Congress extends copyright protection
Law gives authors and creators 20additional years of profits
WASHINGTON, D.C. —The owners of copyrights will now have an additional 20 years to claim protection of their works under a new law enacted this fall.
The Sonny Bono Copyright Term Extension Act, named after its legislative sponsor, the late Republican House member from California and former entertainer, amends section 301 of the Copyright Act. The amendment extends copyright protection to 70 years beyond the life of the author for works with individual authors and the shorter of 95 years after creation or 120 years after publication for “works made for hire.” The duration of copyright protection had been 50 years, 75 years and 100 years respectively.

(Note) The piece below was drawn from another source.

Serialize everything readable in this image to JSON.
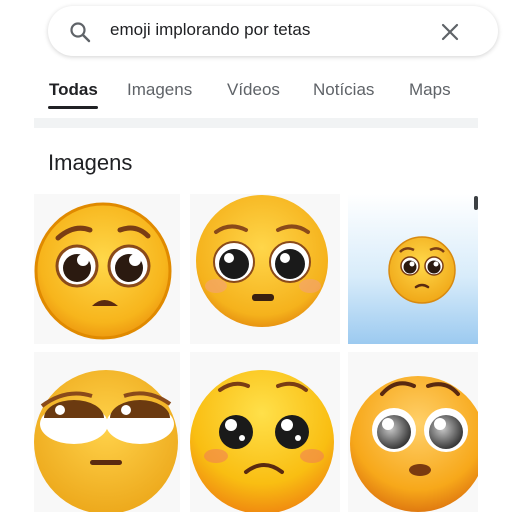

When a copyrighted work like a novel, song, cartoon character or film loses its copyright protection it enters the public domain. Works that are in the public domain can then be copied and distributed by anyone without payment to or permission from the original author or copyright holder.

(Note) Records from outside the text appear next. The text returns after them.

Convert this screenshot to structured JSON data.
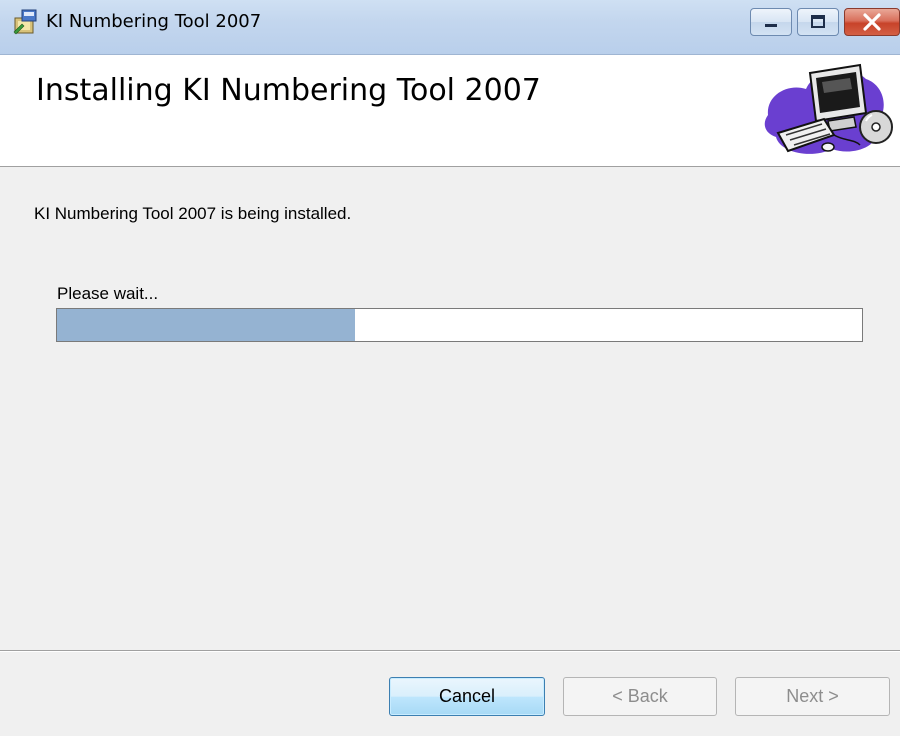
{
  "window": {
    "title": "KI Numbering Tool 2007",
    "controls": {
      "minimize_icon": "minimize-icon",
      "maximize_icon": "maximize-icon",
      "close_icon": "close-icon"
    }
  },
  "header": {
    "title": "Installing KI Numbering Tool 2007",
    "art_icon": "computer-setup-icon"
  },
  "main": {
    "status_text": "KI Numbering Tool 2007 is being installed.",
    "wait_label": "Please wait...",
    "progress_fraction": 0.37
  },
  "footer": {
    "cancel_label": "Cancel",
    "back_label": "< Back",
    "next_label": "Next >"
  },
  "colors": {
    "progress_fill": "#95b3d2",
    "titlebar": "#c3d6ee",
    "close_button": "#c8432a",
    "default_button_border": "#3c7fb1"
  }
}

The legislation was pushed forward by an extensive lobbying campaign from the entertainment industry led by the powerful Walt Disney Co. Disney was set to lose its copyright protection on Mickey Mouse and other popular and lucrative characters beginning in 2003.

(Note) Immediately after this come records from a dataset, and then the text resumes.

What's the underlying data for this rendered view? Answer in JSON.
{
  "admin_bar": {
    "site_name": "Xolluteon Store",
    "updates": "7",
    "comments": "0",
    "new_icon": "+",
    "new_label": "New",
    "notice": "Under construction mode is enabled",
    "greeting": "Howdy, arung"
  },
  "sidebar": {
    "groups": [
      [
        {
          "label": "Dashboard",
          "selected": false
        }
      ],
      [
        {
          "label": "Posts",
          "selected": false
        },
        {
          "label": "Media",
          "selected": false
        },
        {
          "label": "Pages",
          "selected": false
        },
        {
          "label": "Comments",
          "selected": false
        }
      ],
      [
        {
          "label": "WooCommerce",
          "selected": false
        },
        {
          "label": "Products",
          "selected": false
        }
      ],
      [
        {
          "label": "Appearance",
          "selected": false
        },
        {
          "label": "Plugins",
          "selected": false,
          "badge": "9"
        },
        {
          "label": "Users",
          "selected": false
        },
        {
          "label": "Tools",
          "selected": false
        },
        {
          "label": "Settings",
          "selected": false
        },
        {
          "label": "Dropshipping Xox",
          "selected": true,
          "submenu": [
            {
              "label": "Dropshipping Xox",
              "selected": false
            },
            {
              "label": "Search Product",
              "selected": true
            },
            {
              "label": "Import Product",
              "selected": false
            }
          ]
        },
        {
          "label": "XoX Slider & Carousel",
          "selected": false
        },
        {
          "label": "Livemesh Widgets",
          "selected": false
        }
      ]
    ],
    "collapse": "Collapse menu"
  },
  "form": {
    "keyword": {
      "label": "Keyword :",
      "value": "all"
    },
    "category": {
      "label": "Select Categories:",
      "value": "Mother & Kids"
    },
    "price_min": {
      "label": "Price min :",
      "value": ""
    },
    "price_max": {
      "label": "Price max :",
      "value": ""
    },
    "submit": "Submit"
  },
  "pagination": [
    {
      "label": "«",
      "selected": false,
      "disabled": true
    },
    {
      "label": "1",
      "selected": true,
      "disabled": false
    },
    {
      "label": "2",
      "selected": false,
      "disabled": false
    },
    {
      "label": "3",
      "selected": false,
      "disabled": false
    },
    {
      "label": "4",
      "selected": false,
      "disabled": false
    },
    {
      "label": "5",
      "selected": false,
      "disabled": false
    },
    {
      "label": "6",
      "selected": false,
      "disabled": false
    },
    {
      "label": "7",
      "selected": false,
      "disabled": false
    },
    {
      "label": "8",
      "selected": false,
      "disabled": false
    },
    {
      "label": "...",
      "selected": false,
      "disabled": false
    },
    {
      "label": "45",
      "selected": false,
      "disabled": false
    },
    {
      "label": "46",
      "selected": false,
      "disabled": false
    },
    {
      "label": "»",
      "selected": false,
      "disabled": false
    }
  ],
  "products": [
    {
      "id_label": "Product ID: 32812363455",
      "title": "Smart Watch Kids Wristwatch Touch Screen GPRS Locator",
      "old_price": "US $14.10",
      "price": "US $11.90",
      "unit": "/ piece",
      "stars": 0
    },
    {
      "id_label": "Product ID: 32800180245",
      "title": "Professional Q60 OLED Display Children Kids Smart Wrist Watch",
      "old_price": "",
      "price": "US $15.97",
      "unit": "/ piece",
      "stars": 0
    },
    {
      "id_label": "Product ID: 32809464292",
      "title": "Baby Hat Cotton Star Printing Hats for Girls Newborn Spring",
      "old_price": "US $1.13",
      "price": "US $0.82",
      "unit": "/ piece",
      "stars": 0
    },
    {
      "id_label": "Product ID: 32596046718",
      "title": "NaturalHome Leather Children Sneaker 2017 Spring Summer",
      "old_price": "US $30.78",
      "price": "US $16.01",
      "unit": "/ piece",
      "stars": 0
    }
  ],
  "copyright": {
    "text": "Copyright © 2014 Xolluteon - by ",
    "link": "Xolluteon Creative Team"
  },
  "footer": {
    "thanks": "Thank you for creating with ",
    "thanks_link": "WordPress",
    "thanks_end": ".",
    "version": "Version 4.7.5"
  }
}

The extension provides American authors and creators of other copyrighted works similar protections to those that exist in Europe. The European Union extended its copyright protection to similar time periods in 1995.
Despite the change, an exemption to the 20-year extension could apply to the student media. Libraries, archives and nonprofit educational institutions will not be limited in their use of works during the 20-year extension period if the copying and distribution is done for scholarship, preservation or research. However, this exemption only applies to works that are not subject to normal “exploitation” and can not be obtained at a reasonable price such as works that are out of print and hard to obtain. Popular works that are still being produced or sold by their copyright owners, such as the Disney characters, for example, will receive the extra 20 years of protection.
reports, Winter 1998-99